The California Court of Appeal dismissed an equal-protection claim similar to appellants' in Vergara v. State of California , 246 Cal.App.4th 619, 209 Cal.Rptr.3d 532, 553-54 (2016), review denied (Cal. Aug. 22, 2016). Addressing the claim that an "unlucky subset" of students would be denied equal protection by being assigned to ineffective teachers, the California Court of Appeal concluded that "the unlucky subset is not an identifiable class of persons sufficient to maintain an equal protection challenge." Id. at 553. The court reasoned that, "[a]lthough a group need not be specifically identified in a statute to claim an equal protection violation, group members must have some pertinent common characteristic other than the fact that they are assertedly harmed by a statute." Id. (citations omitted). The court further explained:

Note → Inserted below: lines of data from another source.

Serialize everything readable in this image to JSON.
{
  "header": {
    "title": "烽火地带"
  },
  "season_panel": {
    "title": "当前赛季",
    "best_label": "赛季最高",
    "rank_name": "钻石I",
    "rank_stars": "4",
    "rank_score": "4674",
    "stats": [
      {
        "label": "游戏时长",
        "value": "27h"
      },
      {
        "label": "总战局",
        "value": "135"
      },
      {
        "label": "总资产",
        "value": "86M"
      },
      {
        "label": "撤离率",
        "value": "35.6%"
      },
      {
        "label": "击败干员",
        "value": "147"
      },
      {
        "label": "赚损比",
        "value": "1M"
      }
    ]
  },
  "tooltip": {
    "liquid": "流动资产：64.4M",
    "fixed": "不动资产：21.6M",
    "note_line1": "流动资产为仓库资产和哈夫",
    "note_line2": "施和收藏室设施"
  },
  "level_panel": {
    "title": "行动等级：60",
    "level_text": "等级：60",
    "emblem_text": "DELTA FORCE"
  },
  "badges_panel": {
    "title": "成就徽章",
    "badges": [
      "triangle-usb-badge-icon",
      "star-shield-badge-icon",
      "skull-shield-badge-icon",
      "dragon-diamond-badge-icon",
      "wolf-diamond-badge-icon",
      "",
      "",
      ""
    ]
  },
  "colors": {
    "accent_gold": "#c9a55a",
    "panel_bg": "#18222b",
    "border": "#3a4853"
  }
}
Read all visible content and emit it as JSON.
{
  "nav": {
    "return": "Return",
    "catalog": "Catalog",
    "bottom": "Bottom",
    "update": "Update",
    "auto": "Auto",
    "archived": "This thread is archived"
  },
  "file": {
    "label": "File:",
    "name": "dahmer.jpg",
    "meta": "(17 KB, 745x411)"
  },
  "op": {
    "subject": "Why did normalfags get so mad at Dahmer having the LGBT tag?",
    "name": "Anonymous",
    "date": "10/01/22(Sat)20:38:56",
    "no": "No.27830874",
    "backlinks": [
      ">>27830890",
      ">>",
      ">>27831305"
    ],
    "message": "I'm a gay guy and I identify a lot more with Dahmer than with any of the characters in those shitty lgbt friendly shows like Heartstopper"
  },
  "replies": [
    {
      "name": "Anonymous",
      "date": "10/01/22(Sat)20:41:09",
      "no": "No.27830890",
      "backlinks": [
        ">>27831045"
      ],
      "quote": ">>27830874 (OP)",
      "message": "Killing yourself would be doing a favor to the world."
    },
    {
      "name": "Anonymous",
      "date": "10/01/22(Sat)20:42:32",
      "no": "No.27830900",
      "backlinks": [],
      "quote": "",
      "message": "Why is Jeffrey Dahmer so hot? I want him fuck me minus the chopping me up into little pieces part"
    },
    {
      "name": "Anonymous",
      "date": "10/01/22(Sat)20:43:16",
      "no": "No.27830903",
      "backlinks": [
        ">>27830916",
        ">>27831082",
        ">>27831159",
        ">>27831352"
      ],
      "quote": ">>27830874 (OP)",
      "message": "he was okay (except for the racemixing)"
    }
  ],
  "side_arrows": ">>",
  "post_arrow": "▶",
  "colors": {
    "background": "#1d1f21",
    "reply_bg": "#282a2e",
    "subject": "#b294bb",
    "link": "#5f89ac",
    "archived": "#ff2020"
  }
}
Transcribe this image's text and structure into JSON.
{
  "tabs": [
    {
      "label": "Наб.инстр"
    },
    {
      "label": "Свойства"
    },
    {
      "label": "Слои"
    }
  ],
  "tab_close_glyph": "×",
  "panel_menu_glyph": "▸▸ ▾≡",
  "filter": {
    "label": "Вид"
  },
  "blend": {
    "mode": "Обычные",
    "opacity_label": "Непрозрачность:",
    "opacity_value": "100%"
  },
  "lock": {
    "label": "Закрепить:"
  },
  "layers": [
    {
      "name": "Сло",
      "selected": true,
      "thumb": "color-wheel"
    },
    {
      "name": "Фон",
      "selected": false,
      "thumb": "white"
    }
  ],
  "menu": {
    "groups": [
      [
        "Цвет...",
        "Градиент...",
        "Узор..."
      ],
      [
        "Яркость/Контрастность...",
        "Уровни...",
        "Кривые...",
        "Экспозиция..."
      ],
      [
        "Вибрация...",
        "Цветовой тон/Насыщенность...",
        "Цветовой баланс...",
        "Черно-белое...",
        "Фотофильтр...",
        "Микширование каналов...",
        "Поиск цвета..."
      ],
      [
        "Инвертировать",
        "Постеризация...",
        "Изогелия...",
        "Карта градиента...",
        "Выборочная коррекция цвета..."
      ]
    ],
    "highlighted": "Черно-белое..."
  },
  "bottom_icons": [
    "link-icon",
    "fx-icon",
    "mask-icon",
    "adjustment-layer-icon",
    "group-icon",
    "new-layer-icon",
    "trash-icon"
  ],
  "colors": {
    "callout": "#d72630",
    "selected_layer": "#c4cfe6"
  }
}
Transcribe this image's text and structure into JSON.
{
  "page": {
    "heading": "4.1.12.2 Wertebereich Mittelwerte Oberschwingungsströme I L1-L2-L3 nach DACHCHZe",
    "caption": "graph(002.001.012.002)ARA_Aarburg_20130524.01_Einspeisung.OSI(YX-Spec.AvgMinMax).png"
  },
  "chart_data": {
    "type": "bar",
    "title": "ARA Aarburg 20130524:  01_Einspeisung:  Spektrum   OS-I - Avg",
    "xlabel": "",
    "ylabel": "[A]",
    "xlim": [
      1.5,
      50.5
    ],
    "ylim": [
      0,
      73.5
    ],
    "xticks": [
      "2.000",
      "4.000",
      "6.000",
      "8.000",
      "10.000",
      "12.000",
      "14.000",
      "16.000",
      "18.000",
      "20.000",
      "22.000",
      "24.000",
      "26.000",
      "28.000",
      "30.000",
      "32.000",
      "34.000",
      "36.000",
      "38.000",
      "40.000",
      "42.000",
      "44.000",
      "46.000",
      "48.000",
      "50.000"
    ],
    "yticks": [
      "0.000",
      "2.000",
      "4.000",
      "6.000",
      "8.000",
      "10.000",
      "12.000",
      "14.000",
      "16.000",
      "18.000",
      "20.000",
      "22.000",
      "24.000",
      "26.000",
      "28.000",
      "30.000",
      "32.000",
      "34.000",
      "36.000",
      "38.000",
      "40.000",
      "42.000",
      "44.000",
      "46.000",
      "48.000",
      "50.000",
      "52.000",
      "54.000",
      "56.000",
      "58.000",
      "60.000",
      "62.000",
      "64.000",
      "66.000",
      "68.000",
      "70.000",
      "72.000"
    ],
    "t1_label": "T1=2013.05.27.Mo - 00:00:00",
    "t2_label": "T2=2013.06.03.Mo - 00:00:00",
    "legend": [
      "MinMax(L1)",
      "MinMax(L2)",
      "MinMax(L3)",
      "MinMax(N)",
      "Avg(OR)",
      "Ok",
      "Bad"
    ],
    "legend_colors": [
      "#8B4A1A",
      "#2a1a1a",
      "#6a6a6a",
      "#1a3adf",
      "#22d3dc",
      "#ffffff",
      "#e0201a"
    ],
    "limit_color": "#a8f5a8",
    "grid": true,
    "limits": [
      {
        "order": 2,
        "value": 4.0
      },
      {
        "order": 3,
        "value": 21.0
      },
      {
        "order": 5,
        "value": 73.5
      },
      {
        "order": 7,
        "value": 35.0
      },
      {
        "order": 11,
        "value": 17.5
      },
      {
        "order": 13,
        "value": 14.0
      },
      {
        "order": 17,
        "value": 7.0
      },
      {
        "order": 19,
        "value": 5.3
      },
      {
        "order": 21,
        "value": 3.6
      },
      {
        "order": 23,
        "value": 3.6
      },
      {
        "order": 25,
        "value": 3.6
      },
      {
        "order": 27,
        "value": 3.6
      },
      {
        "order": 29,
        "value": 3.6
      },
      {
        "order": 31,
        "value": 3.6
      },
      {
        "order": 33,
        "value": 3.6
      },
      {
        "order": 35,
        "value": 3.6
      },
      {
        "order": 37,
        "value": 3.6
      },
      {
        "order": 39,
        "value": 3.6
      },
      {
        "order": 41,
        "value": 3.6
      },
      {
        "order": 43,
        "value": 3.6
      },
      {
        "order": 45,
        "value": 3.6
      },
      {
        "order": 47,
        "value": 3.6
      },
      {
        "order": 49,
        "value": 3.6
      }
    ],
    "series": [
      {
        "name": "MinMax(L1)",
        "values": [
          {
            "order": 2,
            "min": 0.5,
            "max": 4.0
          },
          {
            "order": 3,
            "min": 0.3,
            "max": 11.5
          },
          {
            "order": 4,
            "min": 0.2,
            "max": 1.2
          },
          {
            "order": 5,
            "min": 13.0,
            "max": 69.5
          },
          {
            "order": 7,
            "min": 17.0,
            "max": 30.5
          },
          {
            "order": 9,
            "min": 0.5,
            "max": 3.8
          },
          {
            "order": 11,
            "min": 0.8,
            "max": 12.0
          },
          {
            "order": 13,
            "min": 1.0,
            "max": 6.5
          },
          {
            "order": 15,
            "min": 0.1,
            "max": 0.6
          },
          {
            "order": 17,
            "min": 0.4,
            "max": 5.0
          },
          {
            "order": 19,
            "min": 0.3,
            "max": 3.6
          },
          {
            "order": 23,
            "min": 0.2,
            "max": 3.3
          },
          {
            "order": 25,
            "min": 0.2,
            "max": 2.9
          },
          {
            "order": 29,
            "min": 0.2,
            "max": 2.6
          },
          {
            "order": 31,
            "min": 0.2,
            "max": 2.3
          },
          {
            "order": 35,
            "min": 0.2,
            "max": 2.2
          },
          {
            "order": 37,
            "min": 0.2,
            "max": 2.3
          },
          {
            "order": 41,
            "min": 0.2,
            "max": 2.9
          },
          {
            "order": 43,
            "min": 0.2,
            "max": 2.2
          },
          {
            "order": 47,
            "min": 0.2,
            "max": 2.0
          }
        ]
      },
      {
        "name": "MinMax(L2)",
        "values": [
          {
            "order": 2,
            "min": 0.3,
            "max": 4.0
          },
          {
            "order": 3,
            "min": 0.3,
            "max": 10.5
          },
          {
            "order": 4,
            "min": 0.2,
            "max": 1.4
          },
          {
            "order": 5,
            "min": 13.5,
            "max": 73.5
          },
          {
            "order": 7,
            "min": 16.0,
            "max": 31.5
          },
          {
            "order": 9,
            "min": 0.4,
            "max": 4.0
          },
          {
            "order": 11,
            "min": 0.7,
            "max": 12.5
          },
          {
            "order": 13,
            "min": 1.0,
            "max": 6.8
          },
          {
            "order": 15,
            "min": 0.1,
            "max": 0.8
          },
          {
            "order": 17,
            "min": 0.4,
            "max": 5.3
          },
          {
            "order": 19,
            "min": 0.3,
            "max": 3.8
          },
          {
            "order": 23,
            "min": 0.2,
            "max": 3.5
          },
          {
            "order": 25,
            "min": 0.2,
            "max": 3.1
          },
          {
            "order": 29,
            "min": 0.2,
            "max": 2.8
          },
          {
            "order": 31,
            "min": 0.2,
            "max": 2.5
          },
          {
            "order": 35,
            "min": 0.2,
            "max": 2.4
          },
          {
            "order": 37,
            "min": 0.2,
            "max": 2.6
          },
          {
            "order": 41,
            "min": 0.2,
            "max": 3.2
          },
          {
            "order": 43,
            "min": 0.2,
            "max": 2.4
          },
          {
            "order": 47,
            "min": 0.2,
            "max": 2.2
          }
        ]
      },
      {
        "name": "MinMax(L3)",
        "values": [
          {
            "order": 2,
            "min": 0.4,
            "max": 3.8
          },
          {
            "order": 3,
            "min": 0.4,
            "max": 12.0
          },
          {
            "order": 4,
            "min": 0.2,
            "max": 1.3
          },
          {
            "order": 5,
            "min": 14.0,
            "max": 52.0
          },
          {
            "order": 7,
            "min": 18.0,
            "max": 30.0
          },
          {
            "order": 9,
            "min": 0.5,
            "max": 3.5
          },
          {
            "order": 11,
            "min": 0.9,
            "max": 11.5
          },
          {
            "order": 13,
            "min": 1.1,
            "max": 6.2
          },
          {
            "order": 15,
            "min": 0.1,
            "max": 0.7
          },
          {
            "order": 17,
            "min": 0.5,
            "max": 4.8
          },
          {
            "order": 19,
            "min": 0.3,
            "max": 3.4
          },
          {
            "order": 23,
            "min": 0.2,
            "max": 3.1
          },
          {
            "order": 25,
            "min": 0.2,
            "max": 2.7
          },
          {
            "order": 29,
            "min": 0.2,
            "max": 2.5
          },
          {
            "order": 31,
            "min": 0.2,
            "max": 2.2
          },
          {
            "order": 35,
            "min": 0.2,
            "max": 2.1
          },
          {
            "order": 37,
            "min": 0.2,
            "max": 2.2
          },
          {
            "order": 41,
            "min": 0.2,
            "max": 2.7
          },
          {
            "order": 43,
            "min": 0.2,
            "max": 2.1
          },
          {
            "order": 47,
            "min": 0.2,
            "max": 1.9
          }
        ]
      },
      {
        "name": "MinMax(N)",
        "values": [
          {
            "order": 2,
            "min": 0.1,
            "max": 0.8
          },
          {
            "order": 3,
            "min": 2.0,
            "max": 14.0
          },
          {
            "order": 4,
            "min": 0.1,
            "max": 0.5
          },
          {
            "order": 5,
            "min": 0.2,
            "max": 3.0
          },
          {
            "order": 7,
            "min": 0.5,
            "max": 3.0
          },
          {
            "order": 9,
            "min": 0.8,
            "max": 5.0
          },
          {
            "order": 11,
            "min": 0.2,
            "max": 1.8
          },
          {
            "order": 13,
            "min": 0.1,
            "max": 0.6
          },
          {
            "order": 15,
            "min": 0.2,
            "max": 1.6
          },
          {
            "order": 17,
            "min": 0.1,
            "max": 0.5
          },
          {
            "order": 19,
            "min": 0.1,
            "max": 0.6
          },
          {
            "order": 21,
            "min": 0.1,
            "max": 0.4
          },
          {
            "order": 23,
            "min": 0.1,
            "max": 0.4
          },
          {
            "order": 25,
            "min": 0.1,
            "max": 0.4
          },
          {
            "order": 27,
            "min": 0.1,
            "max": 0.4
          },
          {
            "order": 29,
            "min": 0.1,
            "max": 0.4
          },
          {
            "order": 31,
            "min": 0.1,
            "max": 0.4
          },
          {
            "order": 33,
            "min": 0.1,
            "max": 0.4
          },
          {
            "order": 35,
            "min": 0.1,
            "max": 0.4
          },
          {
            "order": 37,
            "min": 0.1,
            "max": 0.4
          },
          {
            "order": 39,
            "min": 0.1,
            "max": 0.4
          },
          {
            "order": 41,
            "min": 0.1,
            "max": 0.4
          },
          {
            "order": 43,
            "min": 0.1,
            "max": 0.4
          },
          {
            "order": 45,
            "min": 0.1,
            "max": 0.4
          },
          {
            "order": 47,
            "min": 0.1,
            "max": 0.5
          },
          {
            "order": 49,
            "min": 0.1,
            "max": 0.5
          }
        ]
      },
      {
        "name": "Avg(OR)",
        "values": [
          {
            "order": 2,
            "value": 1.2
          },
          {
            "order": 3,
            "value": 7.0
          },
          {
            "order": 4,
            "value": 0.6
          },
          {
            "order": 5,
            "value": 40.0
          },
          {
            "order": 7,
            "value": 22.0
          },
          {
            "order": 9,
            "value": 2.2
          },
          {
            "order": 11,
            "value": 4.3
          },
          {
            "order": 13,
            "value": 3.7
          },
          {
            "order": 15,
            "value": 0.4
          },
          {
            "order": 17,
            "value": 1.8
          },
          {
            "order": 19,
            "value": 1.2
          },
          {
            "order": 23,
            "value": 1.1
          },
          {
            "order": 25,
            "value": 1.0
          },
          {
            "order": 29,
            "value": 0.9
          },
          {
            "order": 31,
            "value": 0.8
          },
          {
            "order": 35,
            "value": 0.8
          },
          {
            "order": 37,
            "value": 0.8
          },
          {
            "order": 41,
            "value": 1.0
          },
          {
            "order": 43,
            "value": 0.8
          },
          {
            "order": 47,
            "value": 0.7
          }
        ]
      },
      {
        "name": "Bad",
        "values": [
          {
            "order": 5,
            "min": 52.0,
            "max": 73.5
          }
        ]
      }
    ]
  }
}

The defining characteristic of the [unlucky subset], who are allegedly harmed
by being assigned to grossly ineffective teachers, is that they are assigned to grossly ineffective teachers. Such a circular premise is an insufficient basis for a proper equal protection claim. To avoid this circularity, a group must be identifiable by a shared trait other than the violation of a fundamental right.
Id. (citation omitted). The plaintiffs in Vergara asserted no such shared trait. Id.
We find Vergara persuasive. Defining a class only by reference to their alleged shared harm would result in "a kind of tautological equating of cause and effect." Corey Airport , 682 F.3d at 1298. Here, as in Vergara , appellants have failed to identify any shared trait that make them an independently identifiable group suffering differential treatment. Instead, they rely on the tautological "unlucky subset" analysis rightly rejected in Vergara. Accordingly, we affirm the district court's dismissal of appellants' equal-protection claims on the merits.
Because this threshold requirement for an equal-protection claim is not met and is dispositive, we need not address the parties' other arguments regarding appellants' equal-protection claims.
IV. The district court did not abuse its discretion by dismissing appellants' amended complaint without affording them an opportunity to amend.
Appellants argue that the district court abused its discretion because it did not afford appellants an additional opportunity to amend their complaint. The district court has broad discretion in deciding whether to allow an amendment to the complaint, and its decision will not be reversed absent an abuse of discretion. St. James Capital Corp. v. Pallet Recycling Assocs. of N. Am., Inc. , 589 N.W.2d 511, 516 (Minn. App. 1999).
In their memorandum opposing respondents' motion to dismiss, appellants requested to amend their amended complaint if the district court dismissed their claims. Appellants never filed a motion to amend. In St. James Capital Corp. , the appellants did not formally move for leave to amend but instead requested to do so in their memorandum opposing respondents' motion to dismiss. Id. This court affirmed the district court's denial of the appellants' request, ruling that the appellants did not properly bring a motion for leave to amend before the district court. Id. Similarly, here, no motion for leave to amend was properly brought before the district court and, therefore, the matter was not properly argued to and was not considered by the district court. Because appellants did not properly bring a motion for leave to amend, the district court did not abuse its discretion when it did not address appellants' request to amend. See id.
Appellants' claims are justiciable and appellants have standing, but the district court did not err by dismissing the claims for failure to state claims upon which relief may be granted or by not addressing appellants' informal request to amend.